One of Markle’s advantages as a full-time royal, is that she comes with a good philanthropic grounding, said Little, who envisaged charities beating a path to her door. “Harry and Meghan are seen as the touchy-feely, approachable royals. The bankable royals. The royals to get to draw attention to your cause.”
Her humanitarian work with the UN and World Vision Canada means Markle is “very savvy about all that, and also very savvy about the media and how it works. Given her former career, she will know all the perils and pitfalls of handling the media”, said Little. “Nevertheless, she will be on a steep learning curve at the moment, learning as she goes along. That was evident at Christmas Day morning service at Sandringham when Harry whispered in her ear as the Queen’s car drove off, and you would imagine he was prompting her to curtsy, and curtsy she did. So, there’s all that sort of stuff to get to grips with.”

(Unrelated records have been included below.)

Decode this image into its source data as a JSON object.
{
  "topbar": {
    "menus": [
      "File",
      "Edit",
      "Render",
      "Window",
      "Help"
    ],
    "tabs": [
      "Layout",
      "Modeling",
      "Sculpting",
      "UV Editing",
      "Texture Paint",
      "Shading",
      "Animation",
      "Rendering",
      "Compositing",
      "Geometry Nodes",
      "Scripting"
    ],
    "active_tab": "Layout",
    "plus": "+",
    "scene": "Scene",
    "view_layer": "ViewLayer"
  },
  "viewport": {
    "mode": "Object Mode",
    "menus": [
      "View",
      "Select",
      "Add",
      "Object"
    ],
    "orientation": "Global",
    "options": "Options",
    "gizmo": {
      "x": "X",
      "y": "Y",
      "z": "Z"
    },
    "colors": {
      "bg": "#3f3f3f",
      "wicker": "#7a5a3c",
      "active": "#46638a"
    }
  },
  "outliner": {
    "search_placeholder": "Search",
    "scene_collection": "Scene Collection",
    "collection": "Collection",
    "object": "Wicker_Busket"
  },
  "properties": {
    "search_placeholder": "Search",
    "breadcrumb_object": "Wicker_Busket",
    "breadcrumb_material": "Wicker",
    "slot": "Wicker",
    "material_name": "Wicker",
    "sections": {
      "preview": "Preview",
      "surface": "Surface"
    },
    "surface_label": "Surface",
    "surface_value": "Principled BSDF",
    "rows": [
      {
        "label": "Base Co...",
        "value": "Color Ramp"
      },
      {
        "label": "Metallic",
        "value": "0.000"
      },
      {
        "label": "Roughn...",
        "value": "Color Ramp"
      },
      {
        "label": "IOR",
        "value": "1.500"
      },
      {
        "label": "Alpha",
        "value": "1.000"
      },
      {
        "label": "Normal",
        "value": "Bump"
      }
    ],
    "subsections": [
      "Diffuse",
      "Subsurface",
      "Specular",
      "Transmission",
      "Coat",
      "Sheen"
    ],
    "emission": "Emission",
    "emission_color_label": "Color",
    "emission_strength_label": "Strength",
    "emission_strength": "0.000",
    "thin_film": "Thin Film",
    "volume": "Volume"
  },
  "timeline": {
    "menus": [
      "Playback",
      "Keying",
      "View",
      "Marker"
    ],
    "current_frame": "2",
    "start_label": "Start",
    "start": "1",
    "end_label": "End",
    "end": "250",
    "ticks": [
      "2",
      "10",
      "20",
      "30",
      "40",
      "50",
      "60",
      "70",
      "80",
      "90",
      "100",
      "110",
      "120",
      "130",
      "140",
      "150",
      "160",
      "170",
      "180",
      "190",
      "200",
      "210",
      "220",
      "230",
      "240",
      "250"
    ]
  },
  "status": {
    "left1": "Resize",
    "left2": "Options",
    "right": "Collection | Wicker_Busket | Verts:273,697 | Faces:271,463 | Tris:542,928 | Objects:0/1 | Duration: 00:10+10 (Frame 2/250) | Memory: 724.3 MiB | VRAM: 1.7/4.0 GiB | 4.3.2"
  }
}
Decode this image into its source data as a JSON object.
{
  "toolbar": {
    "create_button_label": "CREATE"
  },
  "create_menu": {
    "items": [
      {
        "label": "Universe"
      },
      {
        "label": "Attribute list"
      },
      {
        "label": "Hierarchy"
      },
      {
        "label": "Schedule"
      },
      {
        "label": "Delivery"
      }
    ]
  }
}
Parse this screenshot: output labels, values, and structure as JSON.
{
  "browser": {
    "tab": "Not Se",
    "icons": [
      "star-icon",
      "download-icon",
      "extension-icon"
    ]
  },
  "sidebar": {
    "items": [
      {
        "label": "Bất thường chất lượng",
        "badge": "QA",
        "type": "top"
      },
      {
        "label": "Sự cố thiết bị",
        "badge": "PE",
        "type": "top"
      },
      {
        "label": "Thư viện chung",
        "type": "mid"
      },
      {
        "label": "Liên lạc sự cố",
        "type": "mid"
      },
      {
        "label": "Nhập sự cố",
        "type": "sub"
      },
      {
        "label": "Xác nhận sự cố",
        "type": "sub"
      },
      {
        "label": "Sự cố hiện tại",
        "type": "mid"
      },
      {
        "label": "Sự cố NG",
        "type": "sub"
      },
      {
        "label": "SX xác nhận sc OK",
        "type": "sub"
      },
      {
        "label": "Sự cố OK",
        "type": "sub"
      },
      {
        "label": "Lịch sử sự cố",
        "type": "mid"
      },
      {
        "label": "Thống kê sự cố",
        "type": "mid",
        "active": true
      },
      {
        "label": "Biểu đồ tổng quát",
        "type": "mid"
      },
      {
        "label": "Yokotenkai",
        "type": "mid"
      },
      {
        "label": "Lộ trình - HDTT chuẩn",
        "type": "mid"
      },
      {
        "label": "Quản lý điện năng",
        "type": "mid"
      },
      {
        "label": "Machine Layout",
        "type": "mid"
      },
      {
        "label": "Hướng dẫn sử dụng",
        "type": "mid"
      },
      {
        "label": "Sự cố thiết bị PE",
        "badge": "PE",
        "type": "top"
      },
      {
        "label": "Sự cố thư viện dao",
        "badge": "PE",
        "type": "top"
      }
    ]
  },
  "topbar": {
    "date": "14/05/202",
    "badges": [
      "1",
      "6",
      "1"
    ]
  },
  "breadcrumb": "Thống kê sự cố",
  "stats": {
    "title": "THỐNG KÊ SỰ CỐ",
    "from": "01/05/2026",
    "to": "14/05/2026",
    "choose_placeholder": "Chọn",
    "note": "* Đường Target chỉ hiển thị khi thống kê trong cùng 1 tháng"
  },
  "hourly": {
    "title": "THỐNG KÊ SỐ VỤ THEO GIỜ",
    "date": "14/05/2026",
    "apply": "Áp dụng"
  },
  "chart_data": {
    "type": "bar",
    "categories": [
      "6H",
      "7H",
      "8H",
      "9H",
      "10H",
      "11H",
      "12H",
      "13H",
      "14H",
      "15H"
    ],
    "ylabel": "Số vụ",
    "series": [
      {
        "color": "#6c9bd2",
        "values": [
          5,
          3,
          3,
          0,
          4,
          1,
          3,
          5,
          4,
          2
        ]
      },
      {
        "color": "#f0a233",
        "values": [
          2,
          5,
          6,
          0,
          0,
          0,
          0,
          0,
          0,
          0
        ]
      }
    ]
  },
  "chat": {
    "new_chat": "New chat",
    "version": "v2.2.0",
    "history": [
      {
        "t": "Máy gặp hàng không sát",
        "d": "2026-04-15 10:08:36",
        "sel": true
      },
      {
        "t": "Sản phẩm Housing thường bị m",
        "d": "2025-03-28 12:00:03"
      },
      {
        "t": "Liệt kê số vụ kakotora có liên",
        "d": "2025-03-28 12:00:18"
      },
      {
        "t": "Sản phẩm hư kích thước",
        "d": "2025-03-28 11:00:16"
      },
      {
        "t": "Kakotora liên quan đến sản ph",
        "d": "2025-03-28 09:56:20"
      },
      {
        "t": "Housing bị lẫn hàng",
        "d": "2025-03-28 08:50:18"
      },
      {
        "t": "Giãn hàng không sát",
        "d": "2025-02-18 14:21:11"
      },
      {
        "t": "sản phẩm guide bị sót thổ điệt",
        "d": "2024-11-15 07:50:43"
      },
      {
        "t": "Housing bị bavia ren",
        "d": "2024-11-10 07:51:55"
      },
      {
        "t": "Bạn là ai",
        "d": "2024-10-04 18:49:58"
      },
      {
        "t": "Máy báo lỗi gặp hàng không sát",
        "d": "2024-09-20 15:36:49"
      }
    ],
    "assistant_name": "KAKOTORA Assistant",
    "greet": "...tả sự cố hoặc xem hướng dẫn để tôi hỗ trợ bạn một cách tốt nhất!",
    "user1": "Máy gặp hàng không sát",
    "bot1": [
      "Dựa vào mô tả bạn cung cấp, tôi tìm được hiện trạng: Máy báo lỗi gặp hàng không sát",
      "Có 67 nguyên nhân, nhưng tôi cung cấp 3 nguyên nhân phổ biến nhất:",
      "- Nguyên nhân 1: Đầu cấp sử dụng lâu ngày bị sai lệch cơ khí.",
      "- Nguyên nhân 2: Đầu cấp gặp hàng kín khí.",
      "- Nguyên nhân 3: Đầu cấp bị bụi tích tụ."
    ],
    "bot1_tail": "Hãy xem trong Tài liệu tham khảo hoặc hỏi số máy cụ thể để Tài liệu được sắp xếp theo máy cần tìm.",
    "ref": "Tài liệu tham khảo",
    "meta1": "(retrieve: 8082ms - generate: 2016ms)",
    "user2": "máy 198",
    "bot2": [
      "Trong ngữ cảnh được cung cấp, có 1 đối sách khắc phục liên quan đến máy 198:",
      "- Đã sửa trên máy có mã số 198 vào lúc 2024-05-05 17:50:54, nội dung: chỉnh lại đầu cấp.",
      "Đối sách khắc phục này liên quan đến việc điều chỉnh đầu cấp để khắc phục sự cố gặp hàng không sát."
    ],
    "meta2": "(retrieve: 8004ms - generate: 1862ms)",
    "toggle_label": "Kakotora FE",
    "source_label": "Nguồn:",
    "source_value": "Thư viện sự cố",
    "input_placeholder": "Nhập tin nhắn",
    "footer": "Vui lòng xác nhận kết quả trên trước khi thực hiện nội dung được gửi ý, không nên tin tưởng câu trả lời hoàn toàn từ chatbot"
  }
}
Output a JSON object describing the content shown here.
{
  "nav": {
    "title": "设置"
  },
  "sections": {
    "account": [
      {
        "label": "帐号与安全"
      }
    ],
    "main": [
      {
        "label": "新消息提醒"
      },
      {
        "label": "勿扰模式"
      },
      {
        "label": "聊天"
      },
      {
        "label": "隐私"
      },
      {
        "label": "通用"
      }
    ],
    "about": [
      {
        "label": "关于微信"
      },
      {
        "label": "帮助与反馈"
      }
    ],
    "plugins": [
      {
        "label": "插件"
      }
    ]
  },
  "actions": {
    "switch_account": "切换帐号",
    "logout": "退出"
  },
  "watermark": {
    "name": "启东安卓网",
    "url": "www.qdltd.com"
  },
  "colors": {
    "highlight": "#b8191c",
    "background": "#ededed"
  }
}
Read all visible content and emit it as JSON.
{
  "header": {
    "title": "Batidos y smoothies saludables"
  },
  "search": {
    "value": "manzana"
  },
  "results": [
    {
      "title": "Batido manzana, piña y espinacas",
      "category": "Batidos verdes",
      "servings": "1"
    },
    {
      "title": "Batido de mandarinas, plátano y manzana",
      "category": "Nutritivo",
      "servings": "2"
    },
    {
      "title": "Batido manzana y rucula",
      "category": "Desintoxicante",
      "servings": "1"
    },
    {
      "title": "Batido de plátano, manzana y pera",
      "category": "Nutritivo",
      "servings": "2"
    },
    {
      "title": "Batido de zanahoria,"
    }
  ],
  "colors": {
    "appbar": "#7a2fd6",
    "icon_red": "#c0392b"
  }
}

Mistakes made during Diana’s induction to royalty would not be repeated, said Morton, who is well placed to compare. His explosive book, Diana: Her True Story, rocked the royal family when it eventually emerged that Diana herself was his source.
But the two women are “chalk and cheese”, Morton said. “Meghan is a very confident, very eloquent, very poised young woman. She is always camera-ready, not camera-shy. She has done the red carpet. She knows about public appearances. Her father was a lighting director and he taught her all that. She is the consummate professional.
“And, quite frankly, being royal is a bit like acting. You’re on stage for a period of time, and then you take the makeup off, and off you go home’”.